The Lenni twins behaved beautifully and sewed politely through several layers of glazed chintz backing fabric, second grade wadding and IKEA black calico. We had the brilliant idea of recycling the practice piece of the previous day as the wadding and just sewed on top with a new piece of black. Ferret and I even had a quilting race on video for P&Q Magazine. An over enthusiastic child derailed one of the Lennis by pulling down on the handles and quilting in a scribble at top speed as her father watched with pride. It was soon all sorted out and there were no other near dramas. Many people said they would never have anywhere enough space to put a longarm in their homes so I was glad that I had not brought my bigger Millennium as most of the visitors would have found the size of its frame intimidating. I really liked using the smaller machines – they were easy to set up and really responsive. As I always quilt freehand from the front I did not pay much attention to the handles at the back until an existing Lenni owner pointed out that they were actually the wrong way round.
I attended the International Evening Fashion Show with Ellen where the outfits made by teams of Russian and British quilters were absolutely stunning and Ferret’s work was particularly impressive.
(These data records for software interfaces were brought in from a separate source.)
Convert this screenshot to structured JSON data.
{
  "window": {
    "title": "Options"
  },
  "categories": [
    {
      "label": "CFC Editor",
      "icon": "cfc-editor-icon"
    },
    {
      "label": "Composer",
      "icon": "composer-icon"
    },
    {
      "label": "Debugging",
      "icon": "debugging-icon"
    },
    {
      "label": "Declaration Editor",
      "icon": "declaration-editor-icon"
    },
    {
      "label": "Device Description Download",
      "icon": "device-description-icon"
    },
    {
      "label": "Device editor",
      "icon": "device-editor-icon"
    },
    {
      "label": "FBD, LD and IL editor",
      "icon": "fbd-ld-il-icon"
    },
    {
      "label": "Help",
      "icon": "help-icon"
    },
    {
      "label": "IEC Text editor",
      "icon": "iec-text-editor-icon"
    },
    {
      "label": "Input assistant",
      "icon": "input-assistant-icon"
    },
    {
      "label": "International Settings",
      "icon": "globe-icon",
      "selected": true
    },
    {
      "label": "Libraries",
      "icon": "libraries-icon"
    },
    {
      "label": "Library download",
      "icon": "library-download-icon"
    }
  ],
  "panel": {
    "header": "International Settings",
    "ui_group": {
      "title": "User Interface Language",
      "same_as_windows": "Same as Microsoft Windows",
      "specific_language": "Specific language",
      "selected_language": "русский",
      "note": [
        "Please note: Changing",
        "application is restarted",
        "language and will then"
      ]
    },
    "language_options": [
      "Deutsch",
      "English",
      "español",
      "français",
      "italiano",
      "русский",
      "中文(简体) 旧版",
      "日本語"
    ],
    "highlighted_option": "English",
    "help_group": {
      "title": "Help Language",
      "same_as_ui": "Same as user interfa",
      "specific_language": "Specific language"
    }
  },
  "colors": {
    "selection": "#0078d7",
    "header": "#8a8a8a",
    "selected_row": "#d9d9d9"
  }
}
However, the organisation and scoring of the event were painfully reminiscent of the worst aspects of the Eurovision Song Contest.
Every now and then people would glance at my gold Doc Martens and nudge their friends, maybe having read about their wearer in P&Q Magazine. As the week wore on it became increasingly difficult to look cool as I had stupidly worn fishnets with them on the first day of the show and got a nasty blister that made me hobble. I was really not pleased when I decided to walk to the NEC after being told that it was a mere 5 minutes away and 45 minutes later seemed to have taken the most circuitous route possible. I started to use White Van language again as I had planned to look at the show quilts in a leisurely manner before the show opened.
Once I eventually looked at the show quilts I decided that my taste has changed dramatically since I first attended. I was admiring more abstract pieces because of the quilting. I was asked why I had not entered the competions with any of the Yurt Panels or LSD and my pathetic excuse was that I had been a bit busy. This was the first year that I have felt that my work is now on a par with some of the good stuff so I really will have to make more effort to enter next year.
The show was great fun but exhausting. Whenever I am in Quilt Show mode I go to bed late and wake up around 5.30am. I have received invitations to go to shows in Europe if I can afford the time and expense. I will really need to see if the enthusiastic quilters from the show go ahead and place machine orders. The costs of attending events such as this are substantial and need to be profitable to make it all worthwhile. My stand was very well received and many people complained bitterly that the Yurt was absent from the show. This makes me even more determined to take one to America AND exhibit one in Europe. I can see a busy spell coming up after I get back home on Monday night!